■ The task: Your answer should be the lines of the data below that contain "title".
(Data listing begins)
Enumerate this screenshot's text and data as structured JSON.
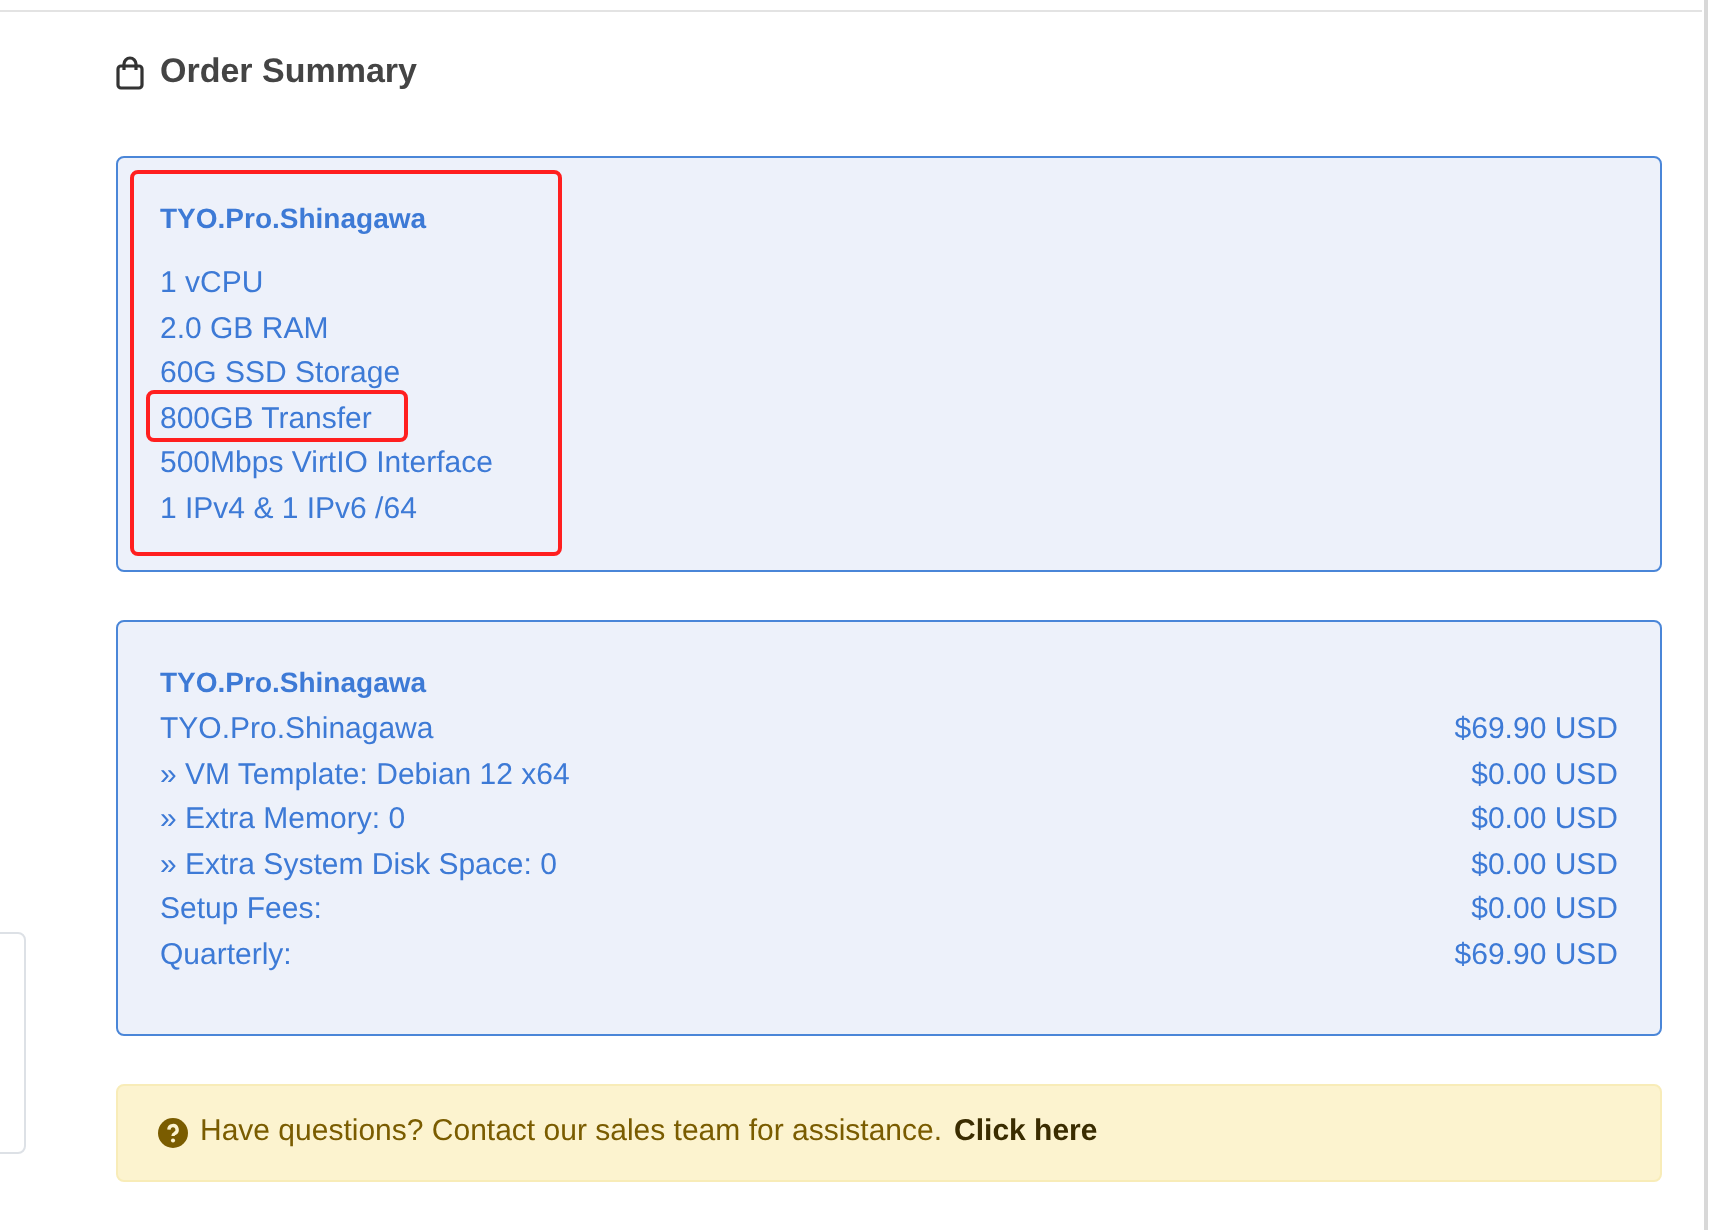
{
  "heading": "Order Summary",
  "product": {
    "name": "TYO.Pro.Shinagawa",
    "highlighted": true,
    "specs": [
      {
        "text": "1 vCPU",
        "highlighted": false
      },
      {
        "text": "2.0 GB RAM",
        "highlighted": false
      },
      {
        "text": "60G SSD Storage",
        "highlighted": false
      },
      {
        "text": "800GB Transfer",
        "highlighted": true
      },
      {
        "text": "500Mbps VirtIO Interface",
        "highlighted": false
      },
      {
        "text": "1 IPv4 & 1 IPv6 /64",
        "highlighted": false
      }
    ]
  },
  "summary": {
    "title": "TYO.Pro.Shinagawa",
    "lines": [
      {
        "label": "TYO.Pro.Shinagawa",
        "amount": "$69.90 USD"
      },
      {
        "label": "» VM Template: Debian 12 x64",
        "amount": "$0.00 USD"
      },
      {
        "label": "» Extra Memory: 0",
        "amount": "$0.00 USD"
      },
      {
        "label": "» Extra System Disk Space: 0",
        "amount": "$0.00 USD"
      },
      {
        "label": "Setup Fees:",
        "amount": "$0.00 USD"
      },
      {
        "label": "Quarterly:",
        "amount": "$69.90 USD"
      }
    ]
  },
  "notice": {
    "text": "Have questions? Contact our sales team for assistance.",
    "link": "Click here"
  }
}
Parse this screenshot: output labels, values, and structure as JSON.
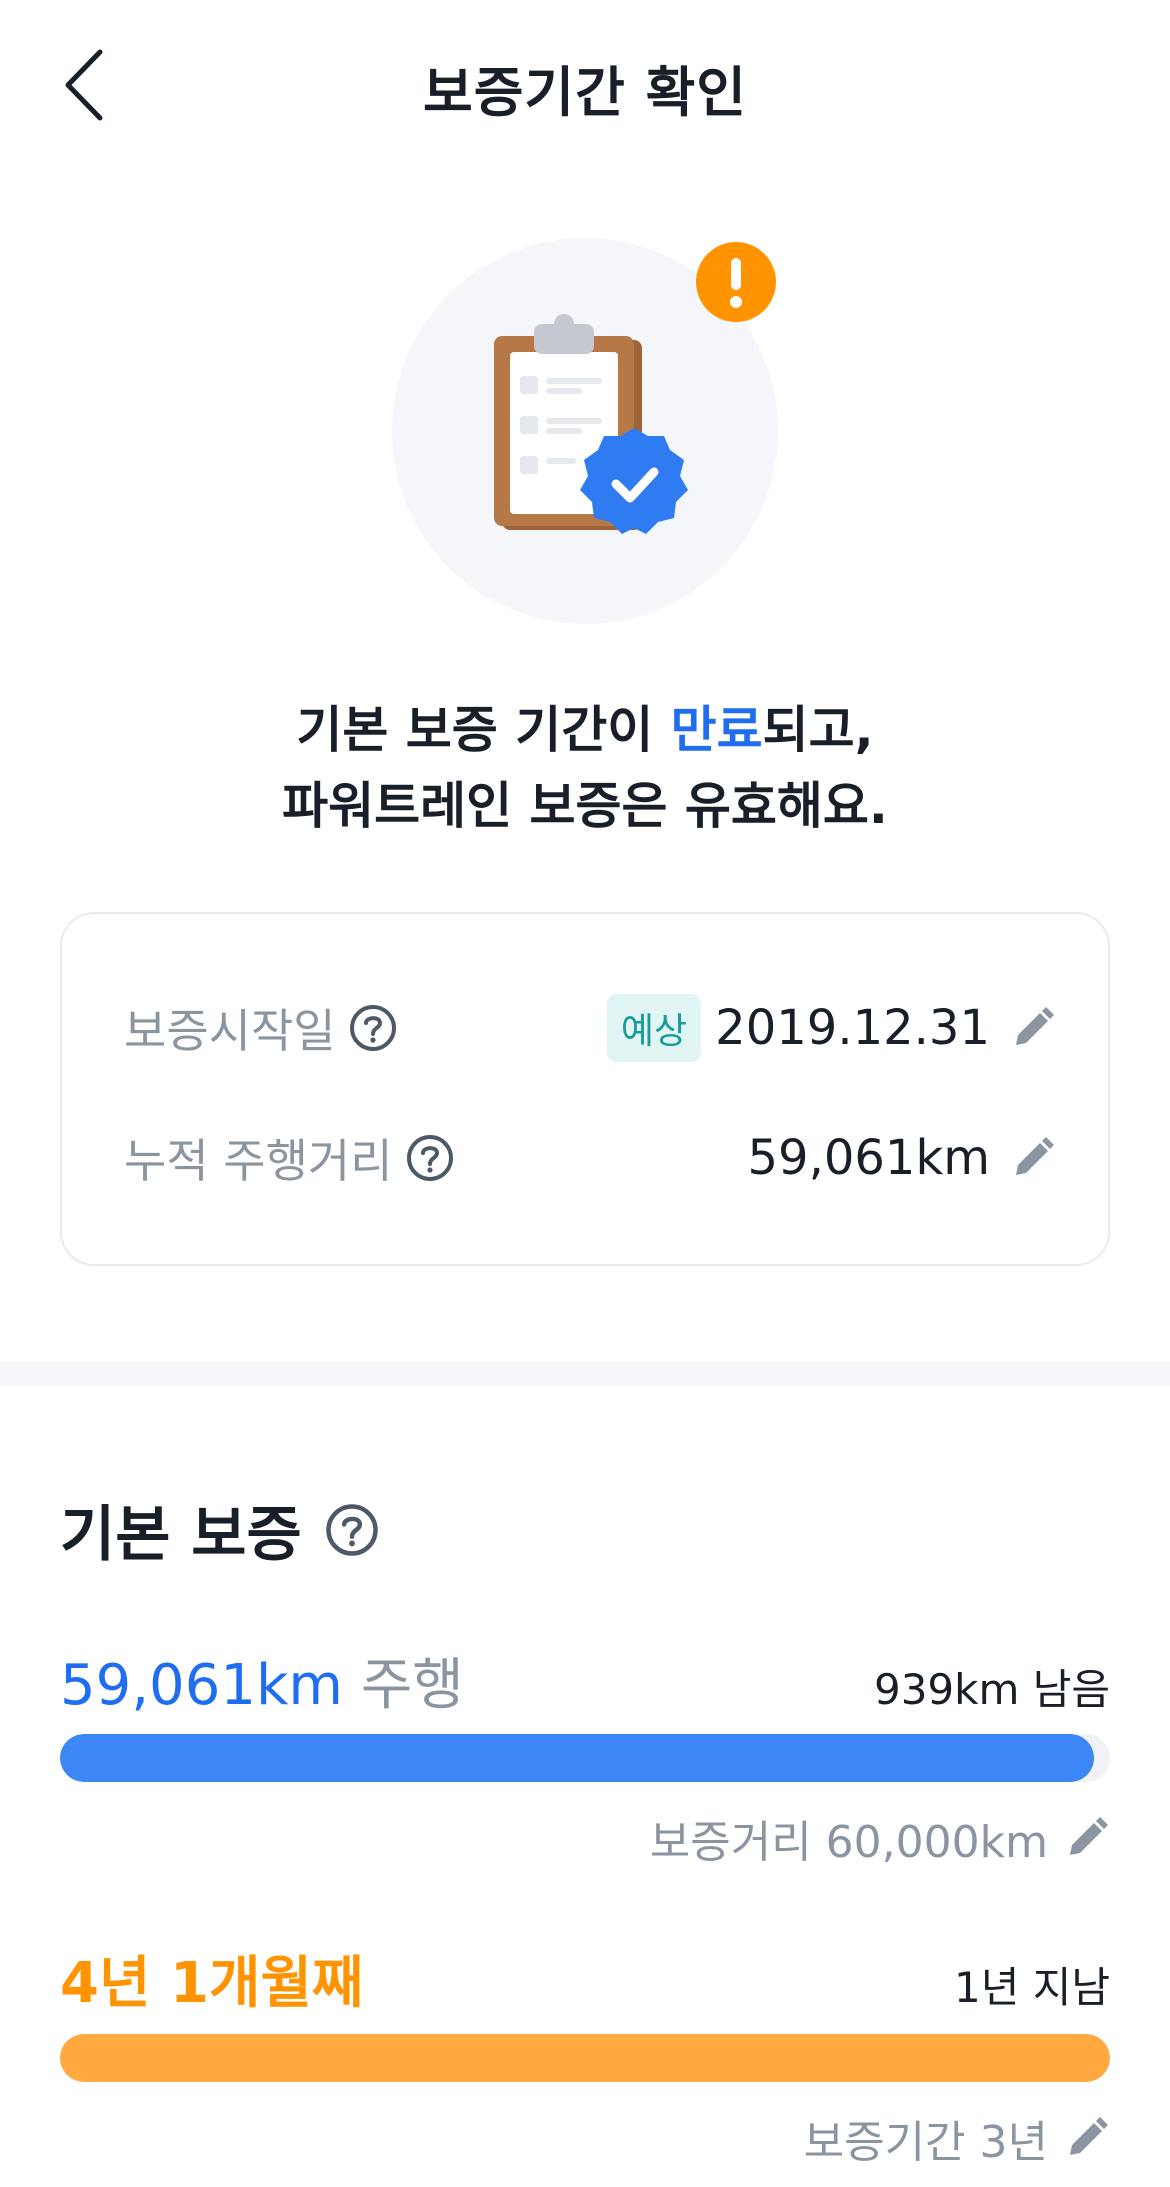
{
  "header": {
    "title": "보증기간 확인"
  },
  "headline": {
    "line1_before": "기본 보증 기간이 ",
    "line1_accent": "만료",
    "line1_after": "되고,",
    "line2": "파워트레인 보증은 유효해요."
  },
  "info": {
    "start_date_label": "보증시작일",
    "start_date_badge": "예상",
    "start_date_value": "2019.12.31",
    "mileage_label": "누적 주행거리",
    "mileage_value": "59,061km"
  },
  "basic_warranty": {
    "title": "기본 보증",
    "distance": {
      "driven": "59,061km",
      "driven_suffix": " 주행",
      "remaining": "939km 남음",
      "progress": 0.9844,
      "limit_label": "보증거리 60,000km"
    },
    "period": {
      "current": "4년 1개월째",
      "status": "1년 지남",
      "progress": 1.0,
      "limit_label": "보증기간 3년"
    }
  },
  "colors": {
    "accent_blue": "#1f6ef0",
    "bar_blue": "#3d86f5",
    "bar_orange": "#ffa940",
    "alert_orange": "#ff9300",
    "muted_gray": "#8b95a1"
  },
  "icons": {
    "back": "chevron-left-icon",
    "help": "question-circle-icon",
    "edit": "pencil-icon",
    "alert": "exclamation-badge-icon",
    "illustration": "clipboard-check-icon"
  }
}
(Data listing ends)
■ Written answer:
    "title": "TYO.Pro.Shinagawa",
    "title": "보증기간 확인"
    "title": "기본 보증",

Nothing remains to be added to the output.